Date: 18 Oct 2011
Time: 23:18:18 -0500
Remote Name: 22.214.171.124

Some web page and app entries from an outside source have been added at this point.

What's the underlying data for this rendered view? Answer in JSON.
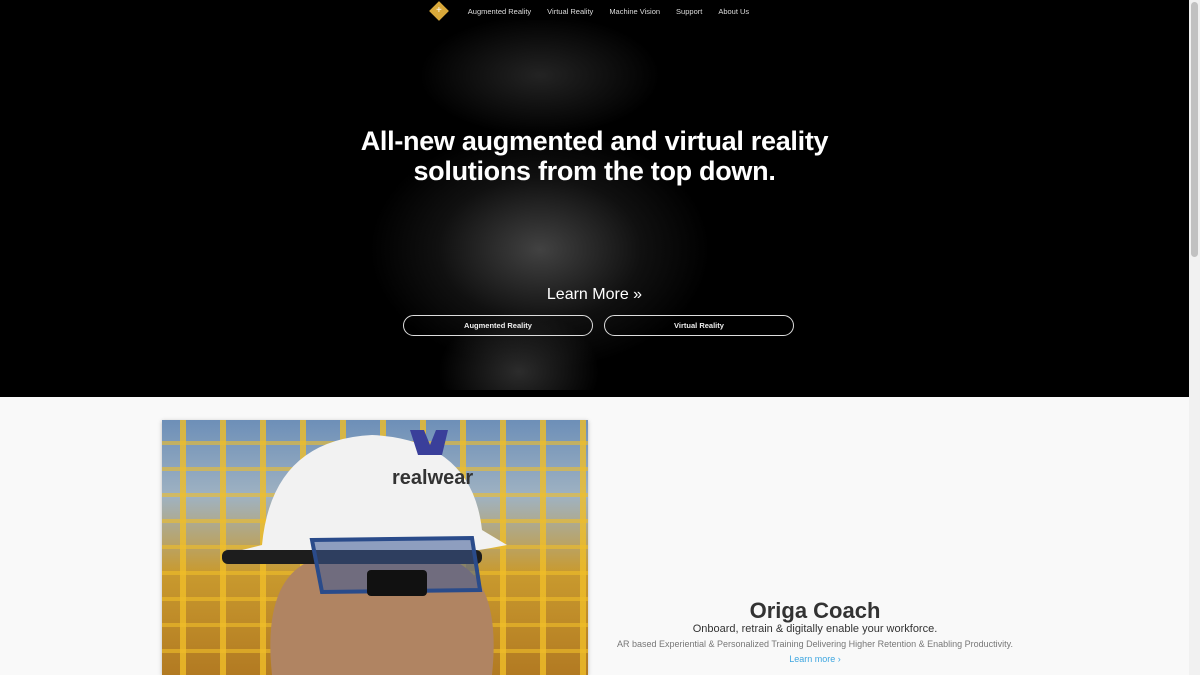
{
  "nav": {
    "logo": "+",
    "items": [
      "Augmented Reality",
      "Virtual Reality",
      "Machine Vision",
      "Support",
      "About Us"
    ]
  },
  "hero": {
    "headline_1": "All-new augmented and virtual reality",
    "headline_2": "solutions from the top down.",
    "learn_more": "Learn More »",
    "buttons": [
      "Augmented Reality",
      "Virtual Reality"
    ]
  },
  "feature": {
    "helmet_logo": "realwear",
    "title": "Origa Coach",
    "subtitle": "Onboard, retrain & digitally enable your workforce.",
    "description": "AR based Experiential & Personalized Training Delivering Higher Retention & Enabling Productivity.",
    "link": "Learn more  ›"
  },
  "colors": {
    "accent": "#3ea6e0",
    "logo": "#d9a93a"
  }
}
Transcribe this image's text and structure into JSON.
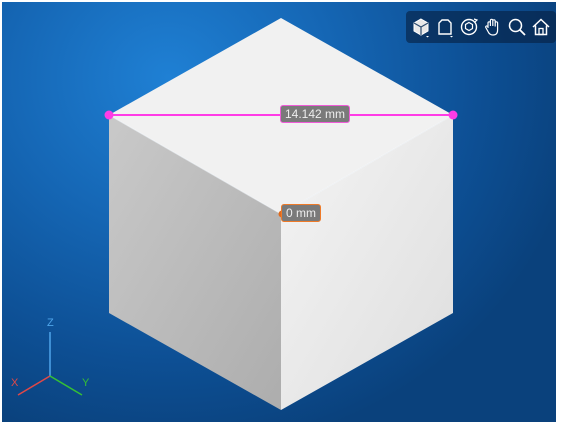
{
  "toolbar": {
    "items": [
      {
        "name": "view-cube-icon"
      },
      {
        "name": "restore-view-icon"
      },
      {
        "name": "rotate-icon"
      },
      {
        "name": "pan-hand-icon"
      },
      {
        "name": "zoom-icon"
      },
      {
        "name": "home-icon"
      }
    ]
  },
  "measurements": {
    "distance_label": "14.142 mm",
    "point_label": "0 mm"
  },
  "axes": {
    "x": "X",
    "y": "Y",
    "z": "Z"
  },
  "colors": {
    "distance_line": "#ff3ce6",
    "point_marker": "#e26a1b",
    "axis_x": "#e04848",
    "axis_y": "#35c035",
    "axis_z": "#4fa5ea"
  }
}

Hi, Lindsay. Thanks for posing this very interesting question! It's a tough one too. When I was living in the U.S., especially during my last 16 years there, I was near-constantly working diligently on my fluency through practicing and monitoring of fluency targets. I could not imagine having the type of "letting-go" attitude I have now. My "letting-go" attitude developed after I moved to Norway, and it was partially motivated by the markedly more relaxed and accepting atmosphere that I found in Norwegian society. When I've visited the U.S. after moving here, I usually find that my speech worsens - my new relaxed attitude towards my speech seems to work better for me within Norway than in the U.S., where I spent so many decades intensively working on targets to enhance my fluency. So I don't have advice from my own personal experience for successful "letting go" within specific American environments. But generally I would urge clients to be open and honest with others about stuttering, to be willing to talk about their stuttering, and to learn to casually mention their stuttering in conversations to take away the "hush-hush" aspect about the topic. It is also helpful to put stuttering into its proper perspective: We all have problems, challenges, or individual differences that we deal with in life, and no one is "perfect". It is not necessary that one is consistent with fluency of speech in order to be happy and satisfied with life. Consistent fluency of speech is a skill that many people do have, but we are all individuals with our own levels of skill in different areas, and people in general do realize that. Living an honorable and decent life, with concern and compassion for others does not depend on consistent fluency of speech. It is also possible to strive for personal goals, to expand one's comfort zones, and to achieve and fulfill one's dreams in life without having consistent speech fluency. Clients - especially young clients - may have trouble believing this at first, but if they work on achieving smaller goals with successes, they will come to understand that larger goals are also possible to reach. I hope this has been helpful, and good luck in your speech-language pathology career!